How does one person win eight gold medals in one Olympics? Michael Phelps drew inspiration from a variety of sources - a careful study of this multi-pronged approach can help us as we drive to win our own personal Olympics in business, life, love, whatever it may be.
When Phelps announced that he was going to go for eight golds, Australian gold medalist Ian Thorpe said it couldn't be done. Michael got his hands on the article, cut it out, and taped it in the back of his locker at the aquatic center where he was training in Michigan. Every day, multiple times a day, when he went into that locker, he looked at that article and thought about Ian's negative comments.
When Michael was growing up, he kept a poster of gold medalist Pablo Morales on his bedroom wall. At the 1984 Olympics in Los Angeles, Pablo won two silvers in the 100 meter butterfly and the 200 meter medley and a gold in the 4 x 100 meter medley. In 1988, he failed to qualify only to come back as team captain in 1992, winning two golds in Barcelona in the 100 meter butterfly and the 4 x 100 meter medley.
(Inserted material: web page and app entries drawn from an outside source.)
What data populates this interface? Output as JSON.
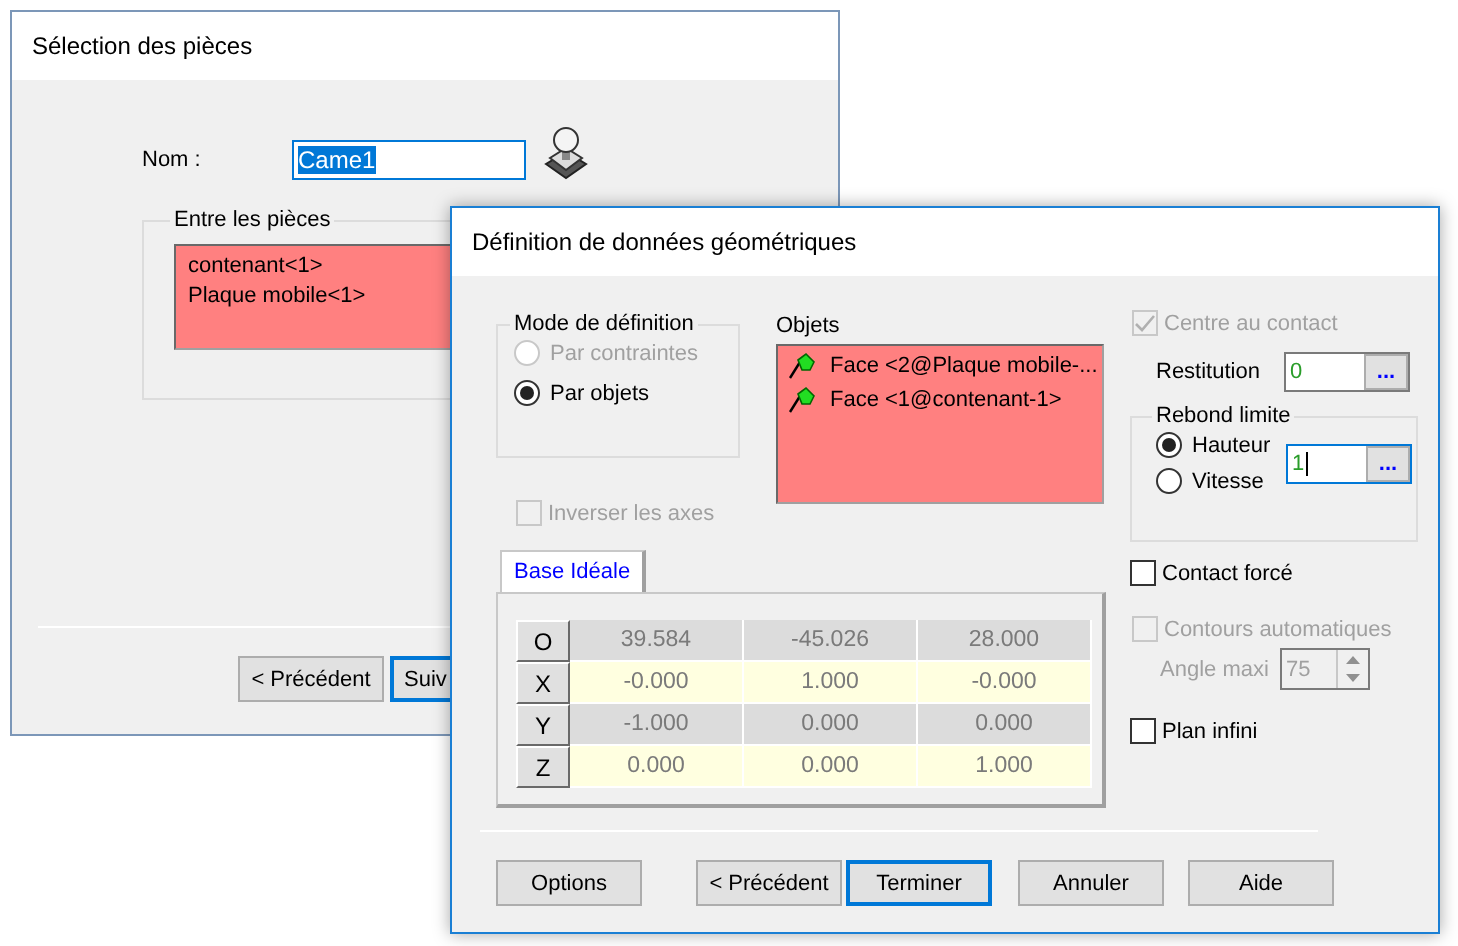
{
  "back_window": {
    "title": "Sélection des pièces",
    "name_label": "Nom :",
    "name_value": "Came1",
    "name_selected": true,
    "group": {
      "title": "Entre les pièces",
      "items": [
        "contenant<1>",
        "Plaque mobile<1>"
      ]
    },
    "buttons": [
      {
        "label": "< Précédent",
        "focused": false
      },
      {
        "label": "Suiv",
        "focused": true
      }
    ]
  },
  "front_window": {
    "title": "Définition de données géométriques",
    "mode": {
      "title": "Mode de définition",
      "options": [
        {
          "label": "Par contraintes",
          "selected": false,
          "disabled": true
        },
        {
          "label": "Par objets",
          "selected": true,
          "disabled": false
        }
      ]
    },
    "invert_axes": {
      "label": "Inverser les axes",
      "checked": false,
      "disabled": true
    },
    "objects": {
      "label": "Objets",
      "items": [
        "Face <2@Plaque mobile-...",
        "Face <1@contenant-1>"
      ]
    },
    "tabs": [
      {
        "label": "Base Idéale",
        "selected": true
      }
    ],
    "table": {
      "rows": [
        {
          "header": "O",
          "cells": [
            "39.584",
            "-45.026",
            "28.000"
          ]
        },
        {
          "header": "X",
          "cells": [
            "-0.000",
            "1.000",
            "-0.000"
          ]
        },
        {
          "header": "Y",
          "cells": [
            "-1.000",
            "0.000",
            "0.000"
          ]
        },
        {
          "header": "Z",
          "cells": [
            "0.000",
            "0.000",
            "1.000"
          ]
        }
      ]
    },
    "center_contact": {
      "label": "Centre au contact",
      "checked": true,
      "disabled": true
    },
    "restitution": {
      "label": "Restitution",
      "value": "0",
      "browse": "..."
    },
    "rebound": {
      "title": "Rebond limite",
      "options": [
        {
          "label": "Hauteur",
          "selected": true
        },
        {
          "label": "Vitesse",
          "selected": false
        }
      ],
      "value": "1",
      "browse": "..."
    },
    "forced_contact": {
      "label": "Contact forcé",
      "checked": false,
      "disabled": false
    },
    "auto_contours": {
      "label": "Contours automatiques",
      "checked": false,
      "disabled": true
    },
    "angle": {
      "label": "Angle maxi",
      "value": "75",
      "disabled": true
    },
    "infinite_plane": {
      "label": "Plan infini",
      "checked": false,
      "disabled": false
    },
    "buttons": [
      {
        "label": "Options",
        "focused": false
      },
      {
        "label": "< Précédent",
        "focused": false
      },
      {
        "label": "Terminer",
        "focused": true
      },
      {
        "label": "Annuler",
        "focused": false
      },
      {
        "label": "Aide",
        "focused": false
      }
    ]
  }
}
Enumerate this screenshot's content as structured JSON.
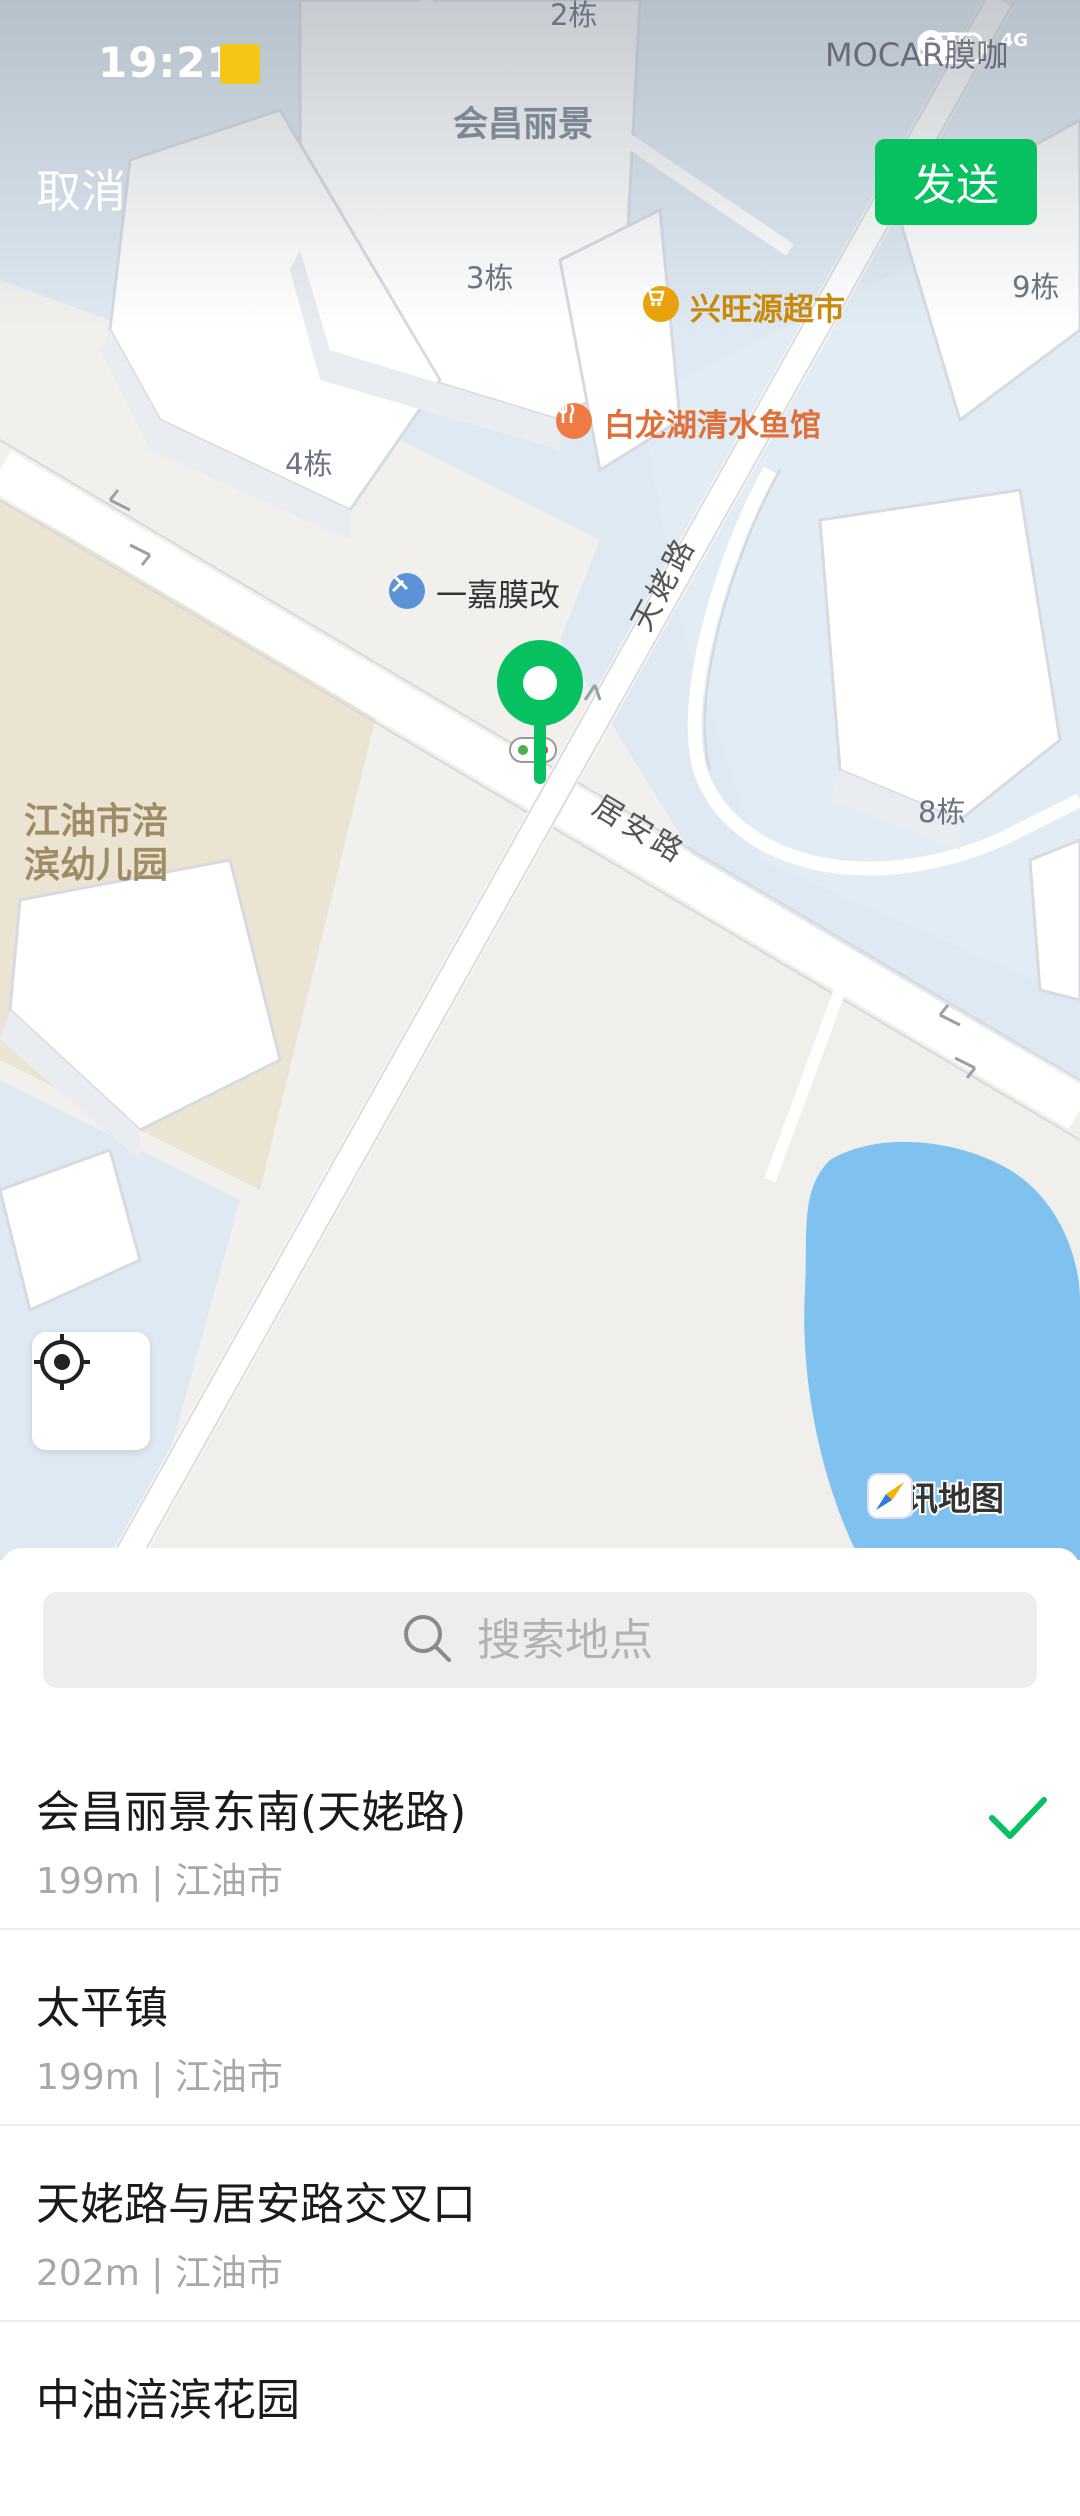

Pablo also held the world record in the 100 meter butterfly in 1984 and again from 1986 to 1995.
At the 2005 FINA World Championships, Micheal lost to Ian Crocker by 1.25 seconds in the 100-meter butterfly. In a press conference after the competition, Michael was furious with himself and ready to make a big change. "This entire year, and this world championships, have been a big wake-up call for me," he said. "I don't like the feeling of not doing my best. What happened here, I'm going to use for motivation, and hopefully by next summer, I'll be able to give [Crocker] a race. He sort of ran away with it. I wasn't even a factor."
On Thursday, August 7th, swimmer Alain Bernard of France bragged that the French relay team would "squash" the Americans in the 400 meter relay. When Michael heard this he used it as fuel to fire the first leg of the race. In a photo finish, anchor Jason Lezak out-touched Bernard by .08 of a second.
When Michael went up against Milorad Cavic in the 100 meter butterfly at the Beijing Olympics, coach Bob Bowman made sure Michael heard Cavic's now famous comment: "I think it would be good for the sport and good for him" if Phelps lost. Michael again used a comment to fire the run down his lane and out-touched Cavic 50.58 to 50.59.
Michael also kept a "wish list" on his computer - a list of world record and gold medal dreams. He looked at this list every day, focusing on his goals.
When asked after Phelps had won the eight golds how he had inspired the swimmer, Bowman said he taught Phelps to use his imagination. Likewise, Phelps also reported when interviewed after the last race that his imagination was a key to his success.
Drawing inspiration from negative comments, positive role models, loss, lists, and his own imagination, Michael Phelps surpassed Mark Spitz's record to be the most decorated gold medalist in a single Olympics. My hope is that we can all become Olympians in our own lives by finding motivation and inspiration in the good, the bad, and the ugly we face day to day.